=== Section Start ===

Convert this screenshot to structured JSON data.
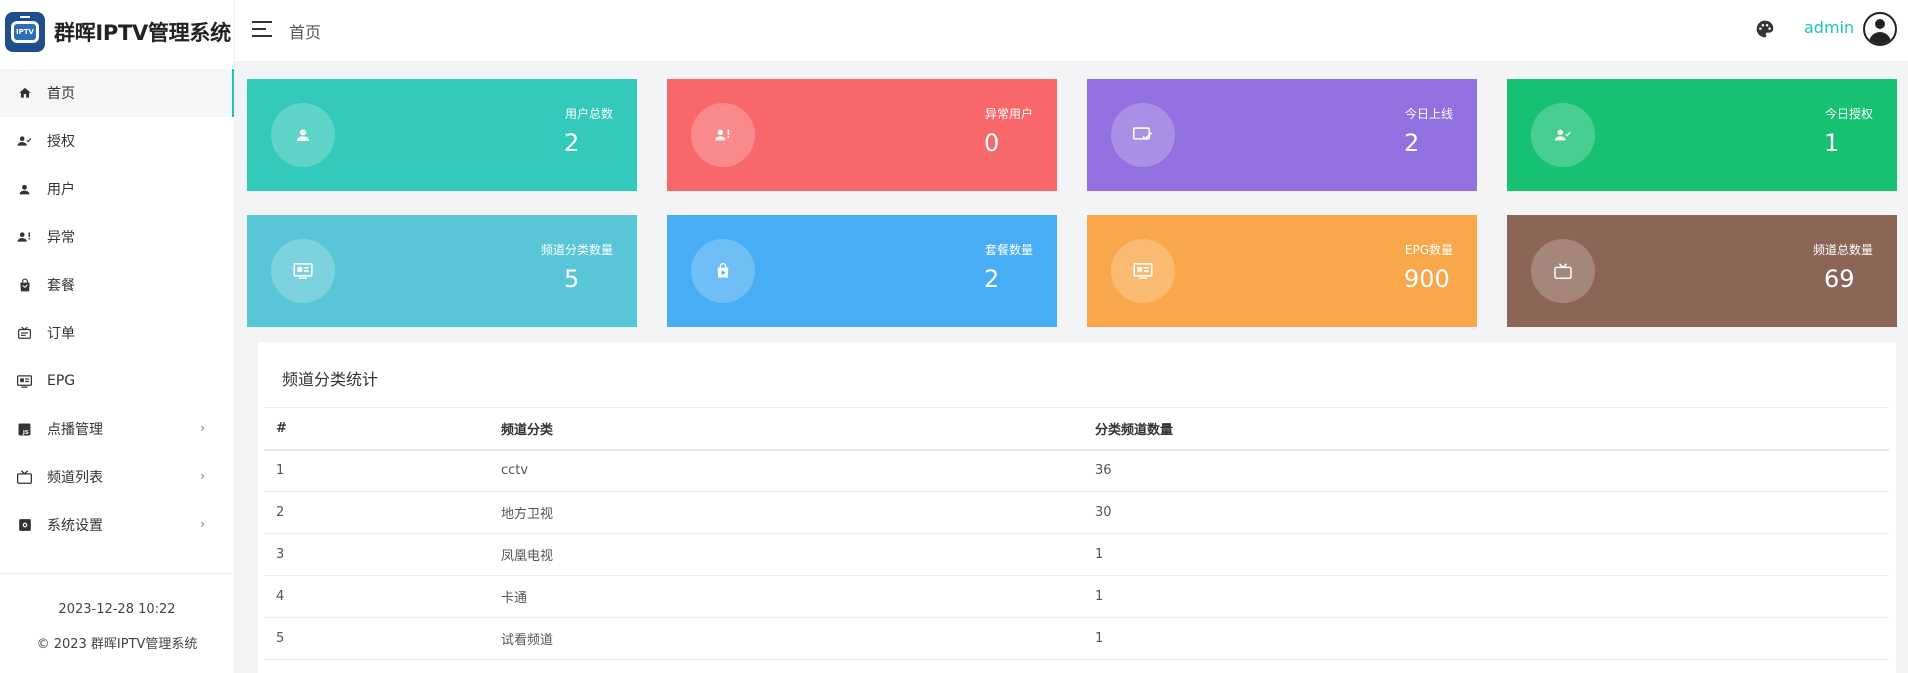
{
  "brand": {
    "title": "群晖IPTV管理系统",
    "logo_text": "IPTV"
  },
  "sidebar": {
    "items": [
      {
        "label": "首页",
        "icon": "home-icon",
        "active": true
      },
      {
        "label": "授权",
        "icon": "user-check-icon"
      },
      {
        "label": "用户",
        "icon": "user-icon"
      },
      {
        "label": "异常",
        "icon": "user-alert-icon"
      },
      {
        "label": "套餐",
        "icon": "shopping-bag-icon"
      },
      {
        "label": "订单",
        "icon": "tv-order-icon"
      },
      {
        "label": "EPG",
        "icon": "guide-icon"
      },
      {
        "label": "点播管理",
        "icon": "js-file-icon",
        "arrow": "›"
      },
      {
        "label": "频道列表",
        "icon": "tv-icon",
        "arrow": "›"
      },
      {
        "label": "系统设置",
        "icon": "settings-icon",
        "arrow": "›"
      }
    ],
    "footer_datetime": "2023-12-28 10:22",
    "footer_copyright": "© 2023 群晖IPTV管理系统"
  },
  "header": {
    "breadcrumb": "首页",
    "user": "admin"
  },
  "stats": [
    {
      "label": "用户总数",
      "value": "2",
      "color": "#33c9bb",
      "icon": "user-icon"
    },
    {
      "label": "异常用户",
      "value": "0",
      "color": "#f8686b",
      "icon": "user-alert-icon"
    },
    {
      "label": "今日上线",
      "value": "2",
      "color": "#9370df",
      "icon": "online-icon"
    },
    {
      "label": "今日授权",
      "value": "1",
      "color": "#16c172",
      "icon": "user-check-icon"
    },
    {
      "label": "频道分类数量",
      "value": "5",
      "color": "#58c6d7",
      "icon": "guide-icon"
    },
    {
      "label": "套餐数量",
      "value": "2",
      "color": "#47adf4",
      "icon": "shopping-bag-icon"
    },
    {
      "label": "EPG数量",
      "value": "900",
      "color": "#f9a74b",
      "icon": "guide-icon"
    },
    {
      "label": "频道总数量",
      "value": "69",
      "color": "#8b6556",
      "icon": "tv-icon"
    }
  ],
  "panel": {
    "title": "频道分类统计",
    "columns": [
      "#",
      "频道分类",
      "分类频道数量"
    ],
    "rows": [
      [
        "1",
        "cctv",
        "36"
      ],
      [
        "2",
        "地方卫视",
        "30"
      ],
      [
        "3",
        "凤凰电视",
        "1"
      ],
      [
        "4",
        "卡通",
        "1"
      ],
      [
        "5",
        "试看频道",
        "1"
      ]
    ]
  }
}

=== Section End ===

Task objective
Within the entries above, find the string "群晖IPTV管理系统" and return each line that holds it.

Answer to this problem
    "title": "群晖IPTV管理系统",
    "footer_copyright": "© 2023 群晖IPTV管理系统"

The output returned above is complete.